Each line below that includes the word "springframework" is to be reported.

Data extracts Block Start

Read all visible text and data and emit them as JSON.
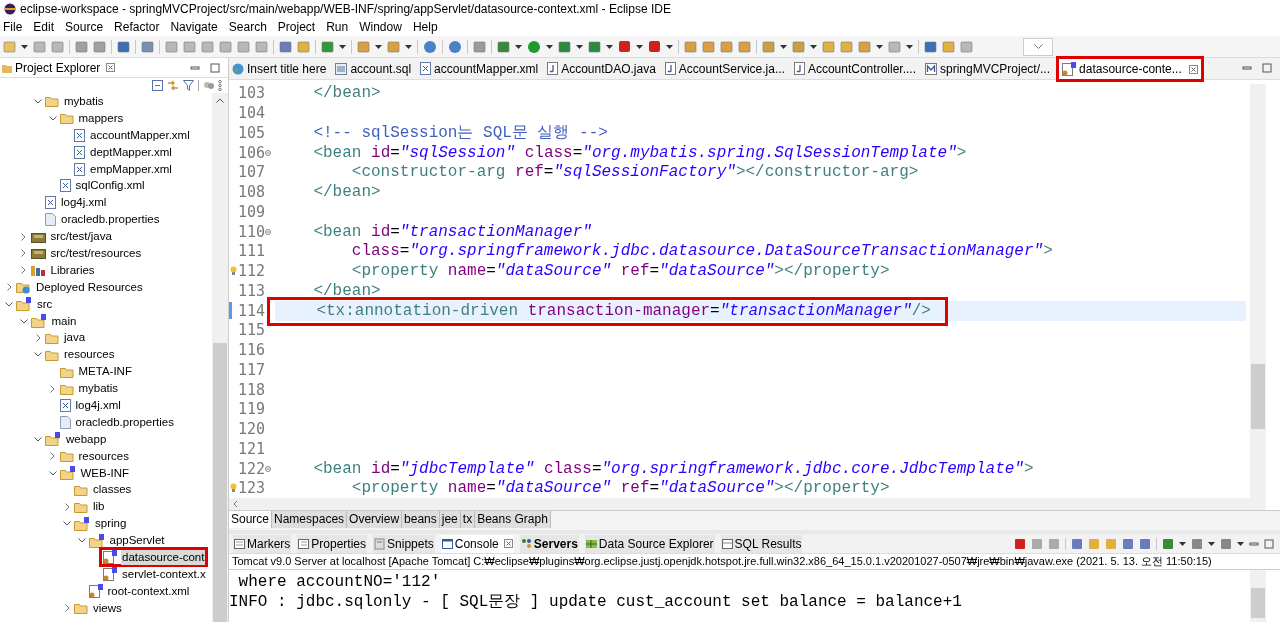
{
  "window": {
    "title": "eclipse-workspace - springMVCProject/src/main/webapp/WEB-INF/spring/appServlet/datasource-context.xml - Eclipse IDE"
  },
  "menu": [
    "File",
    "Edit",
    "Source",
    "Refactor",
    "Navigate",
    "Search",
    "Project",
    "Run",
    "Window",
    "Help"
  ],
  "explorer": {
    "title": "Project Explorer",
    "tree": [
      {
        "children": [
          {
            "children": [
              {
                "label": "mybatis",
                "kind": "folder",
                "expanded": true,
                "children": [
                  {
                    "label": "mappers",
                    "kind": "folder",
                    "expanded": true,
                    "children": [
                      {
                        "label": "accountMapper.xml",
                        "kind": "xml"
                      },
                      {
                        "label": "deptMapper.xml",
                        "kind": "xml"
                      },
                      {
                        "label": "empMapper.xml",
                        "kind": "xml"
                      }
                    ]
                  },
                  {
                    "label": "sqlConfig.xml",
                    "kind": "xml"
                  }
                ]
              },
              {
                "label": "log4j.xml",
                "kind": "xml"
              },
              {
                "label": "oracledb.properties",
                "kind": "file"
              }
            ]
          },
          {
            "label": "src/test/java",
            "kind": "package",
            "expanded": false
          },
          {
            "label": "src/test/resources",
            "kind": "package",
            "expanded": false
          },
          {
            "label": "Libraries",
            "kind": "library",
            "expanded": false
          }
        ]
      },
      {
        "label": "Deployed Resources",
        "kind": "deployed",
        "expanded": false
      },
      {
        "label": "src",
        "kind": "spring",
        "expanded": true,
        "children": [
          {
            "label": "main",
            "kind": "spring",
            "expanded": true,
            "children": [
              {
                "label": "java",
                "kind": "folder",
                "expanded": false
              },
              {
                "label": "resources",
                "kind": "folder",
                "expanded": true,
                "children": [
                  {
                    "label": "META-INF",
                    "kind": "folder"
                  },
                  {
                    "label": "mybatis",
                    "kind": "folder",
                    "expanded": false
                  },
                  {
                    "label": "log4j.xml",
                    "kind": "xml"
                  },
                  {
                    "label": "oracledb.properties",
                    "kind": "file"
                  }
                ]
              },
              {
                "label": "webapp",
                "kind": "spring",
                "expanded": true,
                "children": [
                  {
                    "label": "resources",
                    "kind": "folder",
                    "expanded": false
                  },
                  {
                    "label": "WEB-INF",
                    "kind": "spring",
                    "expanded": true,
                    "children": [
                      {
                        "label": "classes",
                        "kind": "folder"
                      },
                      {
                        "label": "lib",
                        "kind": "folder",
                        "expanded": false
                      },
                      {
                        "label": "spring",
                        "kind": "spring",
                        "expanded": true,
                        "children": [
                          {
                            "label": "appServlet",
                            "kind": "spring",
                            "expanded": true,
                            "children": [
                              {
                                "label": "datasource-cont",
                                "kind": "springxml",
                                "selected": true,
                                "highlighted": true
                              },
                              {
                                "label": "servlet-context.x",
                                "kind": "springxml",
                                "selected": false
                              }
                            ]
                          },
                          {
                            "label": "root-context.xml",
                            "kind": "springxml",
                            "selected": false
                          }
                        ]
                      },
                      {
                        "label": "views",
                        "kind": "folder",
                        "expanded": false
                      }
                    ]
                  }
                ]
              }
            ]
          }
        ]
      }
    ]
  },
  "editor": {
    "tabs": [
      {
        "label": "Insert title here",
        "kind": "globe",
        "selected": false
      },
      {
        "label": "account.sql",
        "kind": "sql",
        "selected": false
      },
      {
        "label": "accountMapper.xml",
        "kind": "xml",
        "selected": false
      },
      {
        "label": "AccountDAO.java",
        "kind": "java",
        "selected": false
      },
      {
        "label": "AccountService.ja...",
        "kind": "java",
        "selected": false
      },
      {
        "label": "AccountController....",
        "kind": "java",
        "selected": false
      },
      {
        "label": "springMVCProject/...",
        "kind": "maven",
        "selected": false
      },
      {
        "label": "datasource-conte...",
        "kind": "springxml",
        "selected": true,
        "highlighted": true
      }
    ],
    "lines": [
      {
        "number": "103",
        "text": "    </bean>"
      },
      {
        "number": "104"
      },
      {
        "number": "105",
        "text": "    <!-- sqlSession는 SQL문 실행 -->"
      },
      {
        "number": "106",
        "foldable": true,
        "text": "    <bean id=\"sqlSession\" class=\"org.mybatis.spring.SqlSessionTemplate\">"
      },
      {
        "number": "107",
        "text": "        <constructor-arg ref=\"sqlSessionFactory\"></constructor-arg>"
      },
      {
        "number": "108",
        "text": "    </bean>"
      },
      {
        "number": "109"
      },
      {
        "number": "110",
        "foldable": true,
        "text": "    <bean id=\"transactionManager\""
      },
      {
        "number": "111",
        "text": "        class=\"org.springframework.jdbc.datasource.DataSourceTransactionManager\">"
      },
      {
        "number": "112",
        "warning": true,
        "text": "        <property name=\"dataSource\" ref=\"dataSource\"></property>"
      },
      {
        "number": "113",
        "text": "    </bean>"
      },
      {
        "number": "114",
        "current": true,
        "highlighted": true,
        "text": "    <tx:annotation-driven transaction-manager=\"transactionManager\"/>"
      },
      {
        "number": "115"
      },
      {
        "number": "116"
      },
      {
        "number": "117"
      },
      {
        "number": "118"
      },
      {
        "number": "119"
      },
      {
        "number": "120"
      },
      {
        "number": "121"
      },
      {
        "number": "122",
        "foldable": true,
        "text": "    <bean id=\"jdbcTemplate\" class=\"org.springframework.jdbc.core.JdbcTemplate\">"
      },
      {
        "number": "123",
        "warning": true,
        "text": "        <property name=\"dataSource\" ref=\"dataSource\"></property>"
      }
    ],
    "bottom_tabs": [
      {
        "label": "Source",
        "selected": true
      },
      {
        "label": "Namespaces",
        "selected": false
      },
      {
        "label": "Overview",
        "selected": false
      },
      {
        "label": "beans",
        "selected": false
      },
      {
        "label": "jee",
        "selected": false
      },
      {
        "label": "tx",
        "selected": false
      },
      {
        "label": "Beans Graph",
        "selected": false
      }
    ]
  },
  "console_view": {
    "tabs": [
      {
        "label": "Markers",
        "selected": false,
        "updated": false
      },
      {
        "label": "Properties",
        "selected": false,
        "updated": false
      },
      {
        "label": "Snippets",
        "selected": false,
        "updated": false
      },
      {
        "label": "Console",
        "selected": true,
        "updated": false
      },
      {
        "label": "Servers",
        "selected": false,
        "updated": true
      },
      {
        "label": "Data Source Explorer",
        "selected": false,
        "updated": false
      },
      {
        "label": "SQL Results",
        "selected": false,
        "updated": false
      }
    ],
    "launch": "Tomcat v9.0 Server at localhost [Apache Tomcat] C:₩eclipse₩plugins₩org.eclipse.justj.openjdk.hotspot.jre.full.win32.x86_64_15.0.1.v20201027-0507₩jre₩bin₩javaw.exe  (2021. 5. 13. 오전 11:50:15)",
    "output": [
      " where accountNO='112'",
      "INFO : jdbc.sqlonly - [ SQL문장 ] update cust_account set balance = balance+1"
    ]
  }
}
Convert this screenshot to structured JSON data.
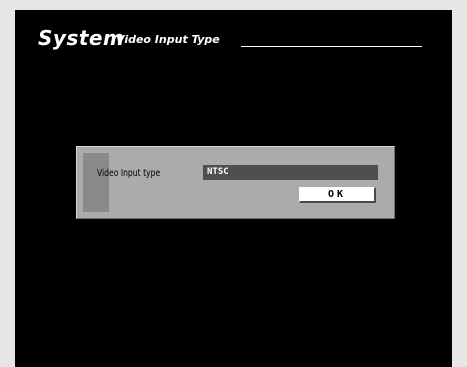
{
  "header": {
    "title": "System",
    "subtitle": "Video Input Type"
  },
  "dialog": {
    "field_label": "Video Input type",
    "field_value": "NTSC",
    "ok_label": "OK"
  },
  "colors": {
    "screen_background": "#000000",
    "dialog_background": "#ababab",
    "field_background": "#4f4f4f",
    "button_background": "#ffffff"
  }
}
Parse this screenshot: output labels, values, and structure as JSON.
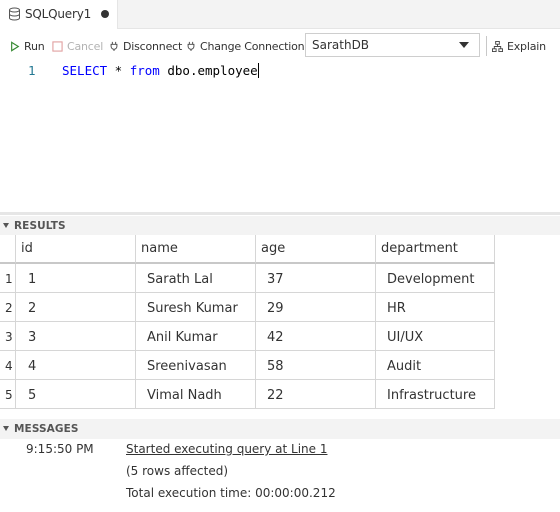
{
  "tab": {
    "title": "SQLQuery1",
    "unsaved_indicator": true
  },
  "toolbar": {
    "run_label": "Run",
    "cancel_label": "Cancel",
    "disconnect_label": "Disconnect",
    "change_connection_label": "Change Connection",
    "connection_value": "SarathDB",
    "explain_label": "Explain"
  },
  "editor": {
    "line_number": "1",
    "tokens": {
      "select": "SELECT",
      "star": " * ",
      "from": "from",
      "table": " dbo.employee"
    }
  },
  "results": {
    "header": "RESULTS",
    "columns": [
      "id",
      "name",
      "age",
      "department"
    ],
    "rows": [
      {
        "num": "1",
        "cells": [
          "1",
          "Sarath Lal",
          "37",
          "Development"
        ]
      },
      {
        "num": "2",
        "cells": [
          "2",
          "Suresh Kumar",
          "29",
          "HR"
        ]
      },
      {
        "num": "3",
        "cells": [
          "3",
          "Anil Kumar",
          "42",
          "UI/UX"
        ]
      },
      {
        "num": "4",
        "cells": [
          "4",
          "Sreenivasan",
          "58",
          "Audit"
        ]
      },
      {
        "num": "5",
        "cells": [
          "5",
          "Vimal Nadh",
          "22",
          "Infrastructure"
        ]
      }
    ]
  },
  "messages": {
    "header": "MESSAGES",
    "time": "9:15:50 PM",
    "started": "Started executing query at Line 1",
    "affected": "(5 rows affected)",
    "total": "Total execution time: 00:00:00.212"
  },
  "colors": {
    "keyword": "#0000ff",
    "line_number": "#237893",
    "run_icon": "#388a34"
  }
}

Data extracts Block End

■ Completed task:
        "text": "        class=\"org.springframework.jdbc.datasource.DataSourceTransactionManager\">"
        "text": "    <bean id=\"jdbcTemplate\" class=\"org.springframework.jdbc.core.JdbcTemplate\">"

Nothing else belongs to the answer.